Furthermore, CSA programs can stimulate local economies beyond just the farming sector. They can create job opportunities in related industries such as transportation, storage, and retail. They can also indirectly boost local businesses, as CSA members may be more likely to shop local for other goods and services.

From an environmental standpoint, CSA programs are often associated with sustainable farming practices. Many CSA farms are organic, use minimal pesticides, and employ farming methods that conserve soil health and biodiversity. Moreover, by shortening the food supply chain and reducing the need for long-distance transport, CSA programs can also lower carbon emissions associated with food production and distribution.

In essence, CSA programs are a win-win situation. They provide access to fresh and nutritious food, support local economies, and promote sustainable farming practices.

The Future Potential of CSA Programs

Given the numerous benefits of CSA programs, their potential for future development and expansion is vast. But realizing this potential requires addressing some challenges and leveraging opportunities for growth.

One of the main challenges facing CSA programs is the need for more consumer awareness and education.
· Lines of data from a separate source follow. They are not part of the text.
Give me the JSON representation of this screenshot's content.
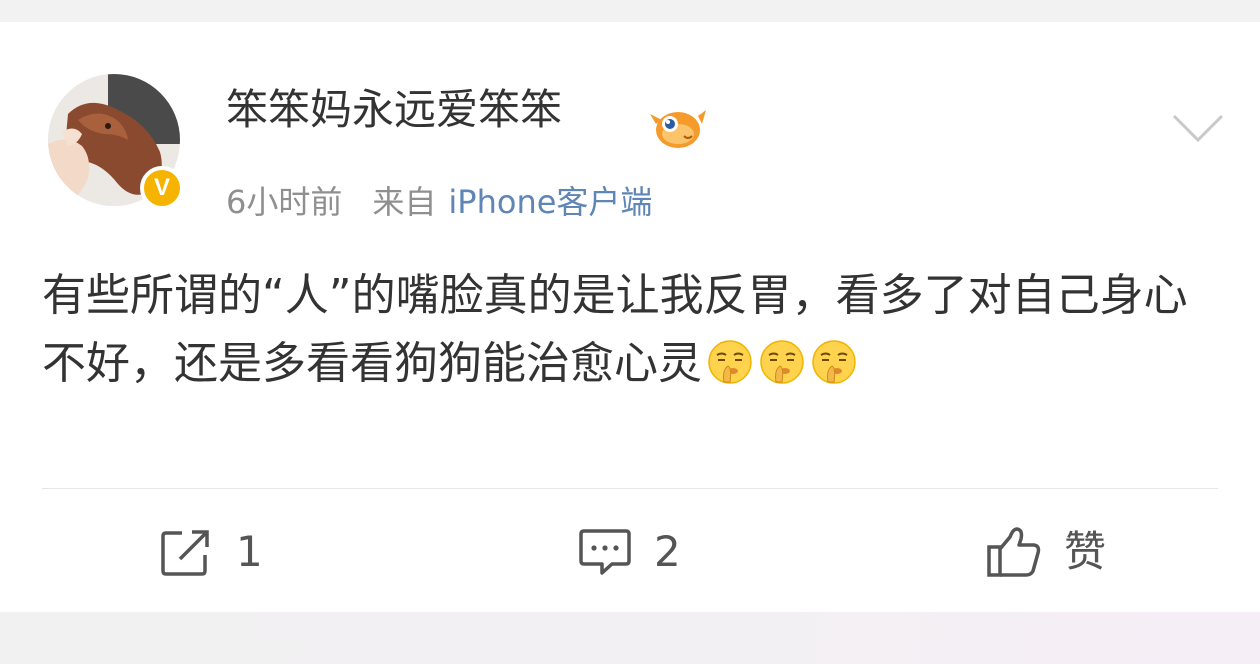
{
  "post": {
    "author": {
      "name": "笨笨妈永远爱笨笨",
      "verified": true,
      "badge_letter": "V",
      "badge_color": "#f6b400",
      "level_icon": "fish-icon"
    },
    "meta": {
      "time": "6小时前",
      "from_label": "来自",
      "client": "iPhone客户端"
    },
    "text": "有些所谓的“人”的嘴脸真的是让我反胃，看多了对自己身心不好，还是多看看狗狗能治愈心灵",
    "emojis": [
      "shush-emoji",
      "shush-emoji",
      "shush-emoji"
    ]
  },
  "actions": {
    "repost": {
      "icon": "repost-icon",
      "label": "1"
    },
    "comment": {
      "icon": "comment-icon",
      "label": "2"
    },
    "like": {
      "icon": "thumbs-up-icon",
      "label": "赞"
    }
  },
  "colors": {
    "text": "#333333",
    "meta": "#8f8f8f",
    "link": "#5f86b5",
    "icon": "#555555"
  }
}
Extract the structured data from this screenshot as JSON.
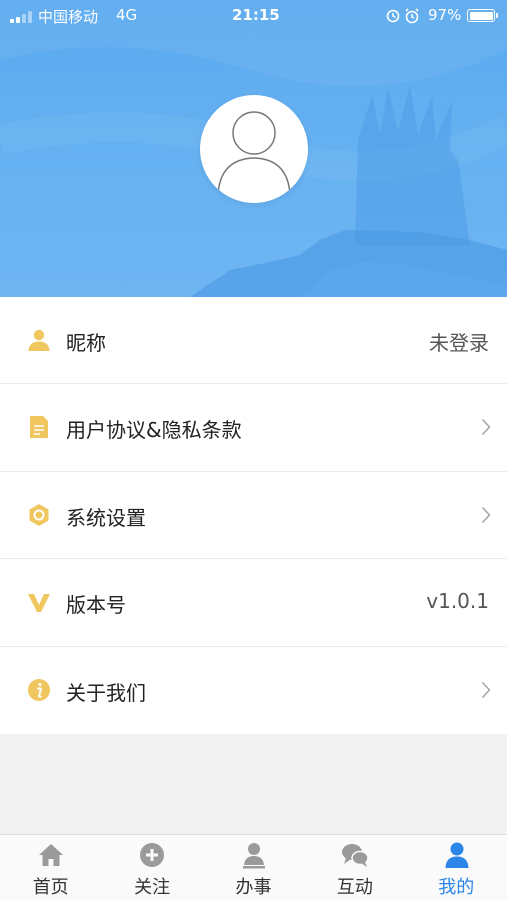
{
  "status_bar": {
    "carrier": "中国移动",
    "network": "4G",
    "time": "21:15",
    "battery_percent": "97%",
    "icons": [
      "signal-icon",
      "rotation-lock-icon",
      "alarm-icon",
      "battery-icon"
    ]
  },
  "profile": {
    "avatar_icon": "default-avatar-icon"
  },
  "menu": [
    {
      "label": "昵称",
      "value": "未登录",
      "icon": "user-icon",
      "has_chevron": false
    },
    {
      "label": "用户协议&隐私条款",
      "value": "",
      "icon": "document-icon",
      "has_chevron": true
    },
    {
      "label": "系统设置",
      "value": "",
      "icon": "settings-icon",
      "has_chevron": true
    },
    {
      "label": "版本号",
      "value": "v1.0.1",
      "icon": "version-icon",
      "has_chevron": false
    },
    {
      "label": "关于我们",
      "value": "",
      "icon": "info-icon",
      "has_chevron": true
    }
  ],
  "tabbar": {
    "active_index": 4,
    "items": [
      {
        "label": "首页",
        "icon": "home-icon"
      },
      {
        "label": "关注",
        "icon": "plus-circle-icon"
      },
      {
        "label": "办事",
        "icon": "person-task-icon"
      },
      {
        "label": "互动",
        "icon": "chat-bubbles-icon"
      },
      {
        "label": "我的",
        "icon": "profile-icon"
      }
    ]
  },
  "colors": {
    "header_blue": "#5aa9ef",
    "accent_blue": "#2b86e8",
    "icon_yellow": "#f0c75e",
    "tab_inactive": "#9a9a9a"
  }
}
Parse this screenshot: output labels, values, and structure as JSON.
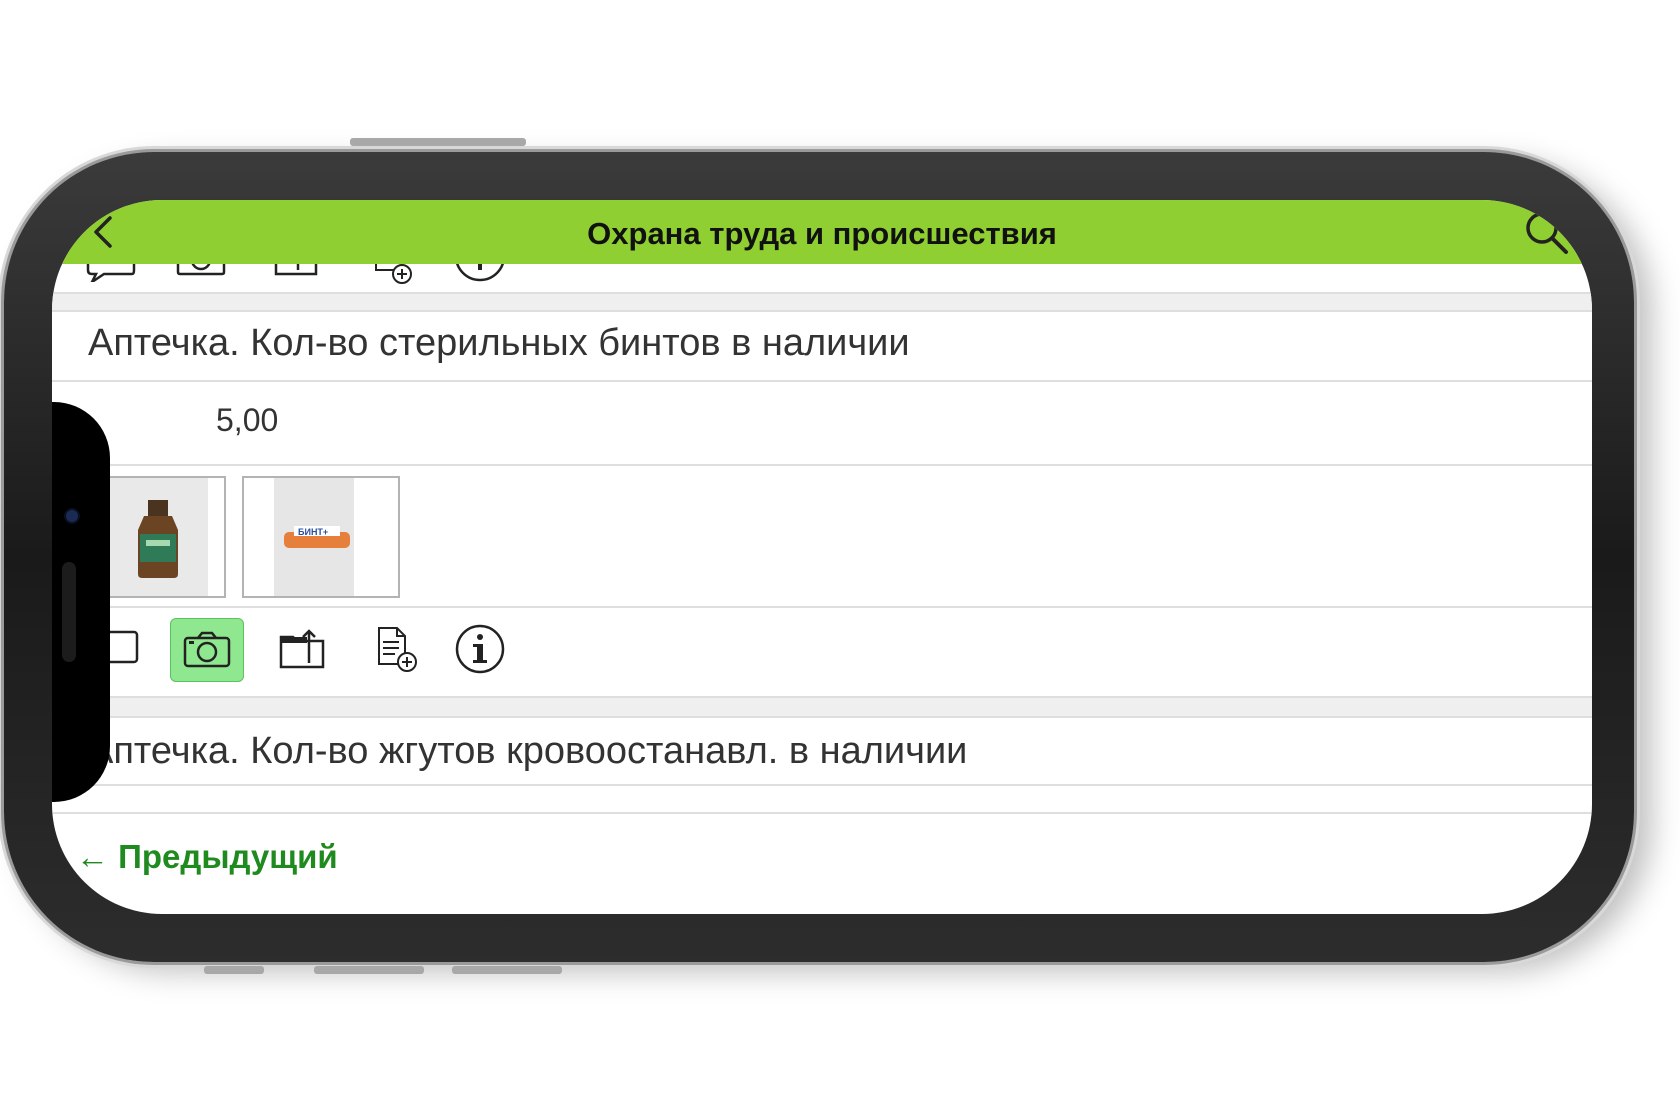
{
  "header": {
    "title": "Охрана труда и происшествия"
  },
  "items": [
    {
      "label": "Аптечка. Кол-во стерильных бинтов в наличии",
      "value": "5,00",
      "photos": [
        {
          "icon": "bottle-photo-icon"
        },
        {
          "icon": "bandage-photo-icon",
          "caption": "БИНТ+"
        }
      ],
      "toolbar": [
        "comment-icon",
        "camera-icon",
        "folder-upload-icon",
        "add-document-icon",
        "info-icon"
      ],
      "active_tool": "camera-icon"
    },
    {
      "label": "Аптечка. Кол-во жгутов кровоостанавл. в наличии"
    }
  ],
  "footer": {
    "prev_label": "← Предыдущий"
  },
  "colors": {
    "nav_bar": "#8fcf32",
    "active_tool": "#8fe88f",
    "prev_link": "#1f8b1f"
  }
}
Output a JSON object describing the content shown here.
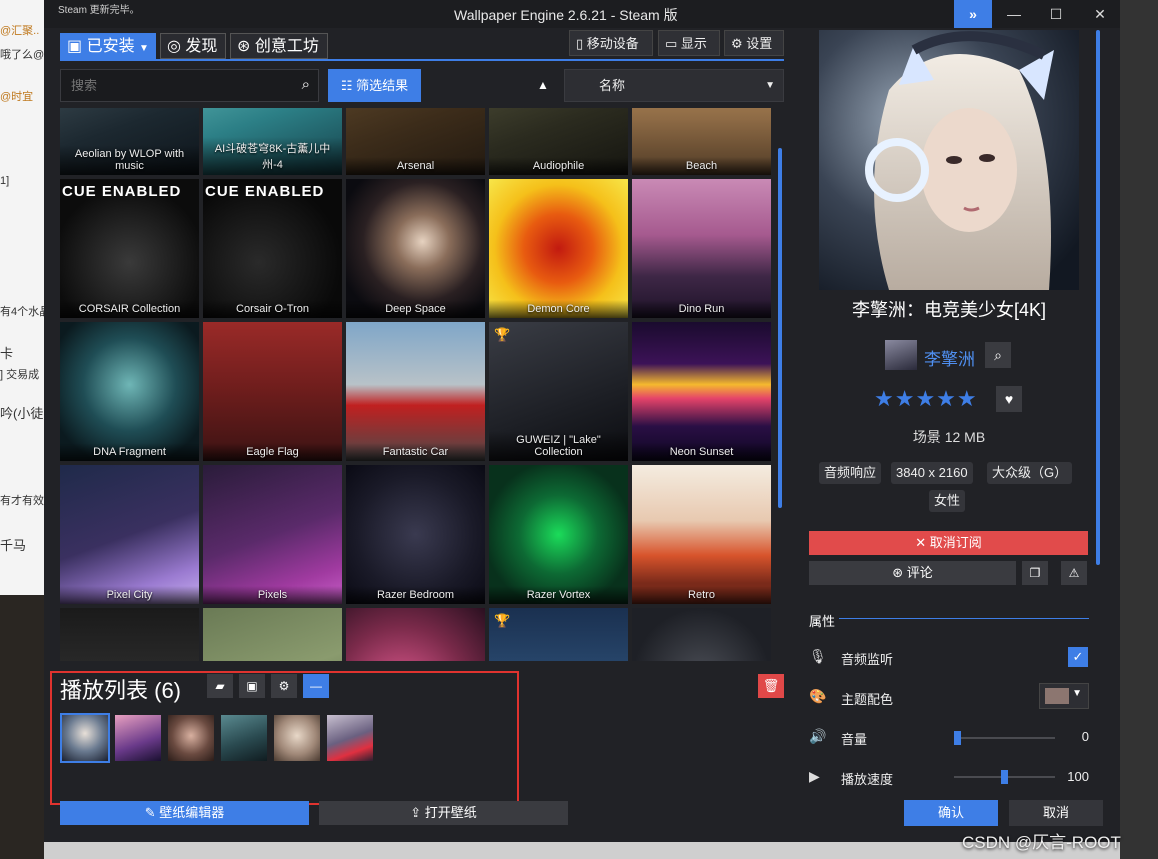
{
  "background": {
    "left_texts": [
      "@汇聚..",
      "哦了么@",
      "@时宜",
      "1]",
      "有4个水晶",
      "卡",
      "] 交易成",
      "吟(小徒",
      "有才有效",
      "千马"
    ]
  },
  "window": {
    "title": "Wallpaper Engine 2.6.21 - Steam 版",
    "steam_note": "Steam 更新完毕。",
    "controls": [
      "»",
      "—",
      "☐",
      "✕"
    ]
  },
  "tabs": [
    {
      "label": "已安装",
      "icon": "save-icon",
      "active": true
    },
    {
      "label": "发现",
      "icon": "compass-icon",
      "active": false
    },
    {
      "label": "创意工坊",
      "icon": "steam-icon",
      "active": false
    }
  ],
  "toolbar": {
    "mobile": "移动设备",
    "display": "显示",
    "settings": "设置"
  },
  "search": {
    "placeholder": "搜索"
  },
  "filter": {
    "label": "筛选结果"
  },
  "sort": {
    "direction": "▲",
    "value": "名称"
  },
  "wallpapers": [
    {
      "label": "Aeolian by WLOP with music",
      "bg": "linear-gradient(160deg,#4a5a62,#1c2830 60%,#0e151b)"
    },
    {
      "label": "AI斗破苍穹8K-古薰儿中州-4",
      "bg": "linear-gradient(160deg,#6fc3c0,#2c7f86 55%,#16414a)"
    },
    {
      "label": "Arsenal",
      "bg": "linear-gradient(160deg,#6a5131,#3c2c1a 60%,#221910)"
    },
    {
      "label": "Audiophile",
      "bg": "linear-gradient(160deg,#5a5a40,#2b2b1f 60%,#151510)"
    },
    {
      "label": "Beach",
      "bg": "linear-gradient(180deg,#d4a66a,#8d6a45 60%,#4f3a25)"
    },
    {
      "label": "CORSAIR Collection",
      "bg": "radial-gradient(circle at 50% 60%,#3a3a3a,#0c0c0c 70%)",
      "badge": "CUE ENABLED"
    },
    {
      "label": "Corsair O-Tron",
      "bg": "radial-gradient(circle at 40% 60%,#2a2a2a,#090909 70%)",
      "badge": "CUE ENABLED"
    },
    {
      "label": "Deep Space",
      "bg": "radial-gradient(ellipse at 55% 45%,#e6d2c0,#8a6d5a 25%,#2a2022 55%,#0b0b10 80%)"
    },
    {
      "label": "Demon Core",
      "bg": "radial-gradient(circle at 50% 50%,#c21a10,#e85b10 35%,#f5c01a 65%,#f7e64a)"
    },
    {
      "label": "Dino Run",
      "bg": "linear-gradient(180deg,#c98ab5,#a65a8f 40%,#3e2746 70%,#1d1228)"
    },
    {
      "label": "DNA Fragment",
      "bg": "radial-gradient(circle at 50% 45%,#6fb6b6,#1f4d55 45%,#0b1a1f 80%)"
    },
    {
      "label": "Eagle Flag",
      "bg": "linear-gradient(180deg,#9a2a28,#6d1d1c 50%,#3b1313)"
    },
    {
      "label": "Fantastic Car",
      "bg": "linear-gradient(180deg,#7fa6c8,#b8c2c8 45%,#c02020 60%,#4a4a4a)"
    },
    {
      "label": "GUWEIZ | \"Lake\" Collection",
      "bg": "linear-gradient(160deg,#3a3d45,#1d1f25 60%,#0b0c10)",
      "trophy": true
    },
    {
      "label": "Neon Sunset",
      "bg": "linear-gradient(180deg,#1a0b2e,#3c1257 30%,#f5b92e 45%,#e5436a 55%,#2a0f45 75%,#0d0620)"
    },
    {
      "label": "Pixel City",
      "bg": "linear-gradient(160deg,#1f2a4a,#3a3060 50%,#9a7ad0 80%,#c8b0f0)"
    },
    {
      "label": "Pixels",
      "bg": "linear-gradient(160deg,#2a1c3a,#5a2a6a 50%,#a03aa0 80%,#c860c8)"
    },
    {
      "label": "Razer Bedroom",
      "bg": "radial-gradient(circle at 50% 50%,#3a3a50,#1a1a28 60%,#0a0a14)"
    },
    {
      "label": "Razer Vortex",
      "bg": "radial-gradient(circle at 50% 50%,#1bdc5a,#0d6a34 40%,#08311c 75%)"
    },
    {
      "label": "Retro",
      "bg": "linear-gradient(180deg,#f4ece0,#e8c9b0 40%,#d8542c 65%,#7a2a1a 85%)"
    },
    {
      "label": "",
      "bg": "linear-gradient(180deg,#1a1a1a,#2c2c2c 50%,#0d0d0d)"
    },
    {
      "label": "",
      "bg": "linear-gradient(160deg,#6a7a55,#8a9b6e 50%,#4c5a3c)"
    },
    {
      "label": "",
      "bg": "radial-gradient(circle at 40% 60%,#e05a90,#7a2a4a 55%,#2a1020)"
    },
    {
      "label": "",
      "bg": "linear-gradient(180deg,#1a3050,#2a4a70 50%,#0e1c30)",
      "trophy": true
    },
    {
      "label": "",
      "bg": "radial-gradient(circle at 50% 50%,#4a4d55,#1e2026 70%)"
    }
  ],
  "playlist": {
    "title": "播放列表 (6)",
    "thumbs": [
      {
        "bg": "radial-gradient(circle at 50% 40%,#e8e0d8,#6a7a90 50%,#1a2030)",
        "selected": true
      },
      {
        "bg": "linear-gradient(160deg,#e8a0c0,#6a3a8a 60%,#1a1030)"
      },
      {
        "bg": "radial-gradient(circle at 50% 45%,#d8b0a0,#6a4a40 55%,#2a1c18)"
      },
      {
        "bg": "linear-gradient(160deg,#5a8a90,#2a4a50 55%,#101c20)"
      },
      {
        "bg": "radial-gradient(circle at 50% 45%,#e8d8c8,#a08878 55%,#4a3a30)"
      },
      {
        "bg": "linear-gradient(160deg,#c8c0d0,#6a6080 50%,#e03040 75%,#2a2030)"
      }
    ]
  },
  "bottom": {
    "editor": "壁纸编辑器",
    "open": "打开壁纸"
  },
  "details": {
    "title": "李擎洲：电竞美少女[4K]",
    "author": "李擎洲",
    "stars": "★★★★★",
    "meta": "场景 12 MB",
    "tags": [
      "音频响应",
      "3840 x 2160",
      "大众级（G）",
      "女性"
    ],
    "unsubscribe": "✕ 取消订阅",
    "comment": "评论",
    "properties_header": "属性",
    "audio_label": "音频监听",
    "color_label": "主题配色",
    "volume_label": "音量",
    "volume_value": "0",
    "speed_label": "播放速度",
    "speed_value": "100",
    "ok": "确认",
    "cancel": "取消",
    "audio_checked": true,
    "volume_level": 0,
    "speed_level": 0.5,
    "theme_color": "#8c7670"
  },
  "watermark": "CSDN @仄言-ROOT",
  "colors": {
    "accent": "#3e7ee6",
    "danger": "#e14b4b",
    "background": "#212226"
  }
}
Despite their growing popularity, many people are still unfamiliar with the concept of CSA or unsure about how to participate. Public education campaigns, school programs, and collaborations with local businesses and organizations can help raise awareness and increase participation in CSA programs.

Another challenge is ensuring that CSA programs are accessible to all, regardless of income level. While some programs offer sliding scale fees or accept food stamps, more can be done to make CSA shares more affordable and accessible. For instance, partnerships with government agencies and non-profit organizations can provide subsidies or funding for low-income households to participate in CSA programs.

Opportunities for growth include expanding the range of products offered through CSA programs. In addition to fruits and vegetables, CSA shares could include other locally produced goods such as honey, eggs, bread, cheese, or even handmade crafts. This would not only provide consumers with more variety but also support a wider range of local producers.

In conclusion, while the benefits of Community-Supported Agriculture programs are already substantial, their potential is even greater. With increased awareness, accessibility, and product diversity, CSA programs can continue to improve access to nutritious foods, support local economies, and promote sustainable agriculture, shaping a healthier and more sustainable future for all.